One Man Dies A Million Times – in search of humanity


One Man Dies A Million Times is director Jessica Oreck’s feature-film debut, which tells the true story of the Saint Petersburg seed bank. Through the lives of her characters, she seeks answers to questions of human existence. The Fixafilm team had the pleasure of doing postproduction on the film as a prize awarded during the US in Progress 2017 event, part of the American Film Festival in Wrocław. 

One Man Dies A Million Times is set during the Second World War, with Saint Petersburg besieged by German troops. Cut off from food supplies, the city’s inhabitants begin to die of starvation and attempt to survive at any cost. 

In these tough times, the film’s heroes, Alyssa and Maksim, work at the Institute for Plant Genetic Resources in central Petersburg. The institute is home to the world’s first bank of seeds from all over the planet, offering hope for the future of agriculture. Our two heroes decide to undertake the demanding task of trying to protect this collection in a city dying of hunger. 

The institute still exists, and time has not diminished the vital role it can play as we face new problems, such as climate change and environmental deterioration. Despite all our great leaps in biotechnology, we still cannot replace the genetic diversity that the botanists in the film protected with their own lives. 


Parajanov’s Hakob Hovnatanyan on the big screen!


On March 22, the National Portrait Gallery in London will be screening Sergei Parajanov’s film Hakob Hovnatanyan (1967), restored by Fixafilm’s specialists in cooperation with the Armenian National Cinema Centre and the Kino Klassika Foundation. There are also plans to restore other films by the director as part of the joint Hamo Bek-Nazarov Project

The film explores the work of the 19th-century portrait painter, Hakob Hovnatanyan. Parajanov, renowned for his extravagant style, only partially shows us Hovnatanyan’s works, concentrating instead on details of the paintings. In the second half of the documentary, Parajanov presents the historical centre of Tbilisi, where Hovnatanyan used to live and the director himself grew up. 

It is worth mentioning that Hakob Hovnatanyan was made shortly before Parajanov’s most famous film, The Colour of Pomegranates, which showcases the director’s individual style, so esteemed among cinephiles. 
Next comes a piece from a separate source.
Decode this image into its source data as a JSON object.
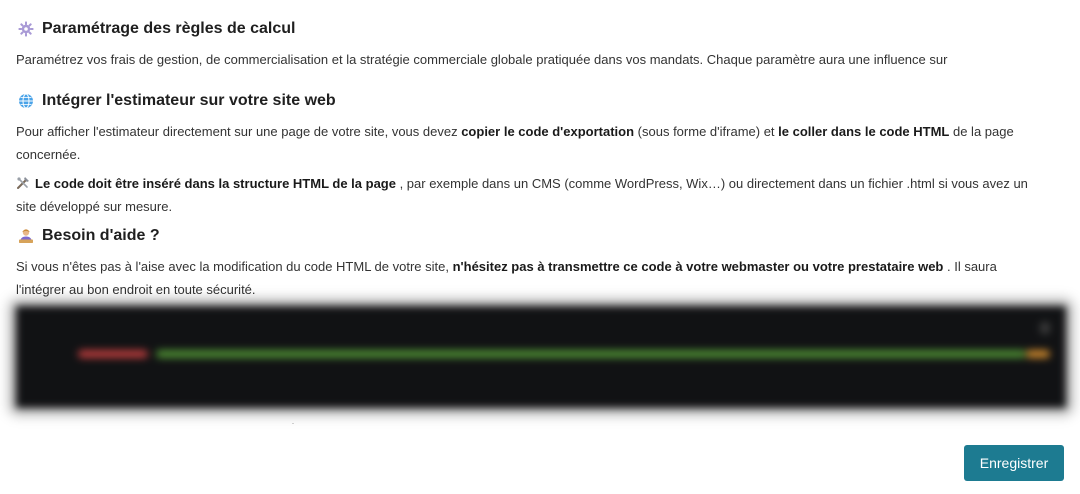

Sergei Parajanov was a Soviet director of Armenian descent, regarded as one of the 20th century’s most outstanding filmmakers. He endured many years of political persecution and was imprisoned for his outspoken opinions and artistic independence.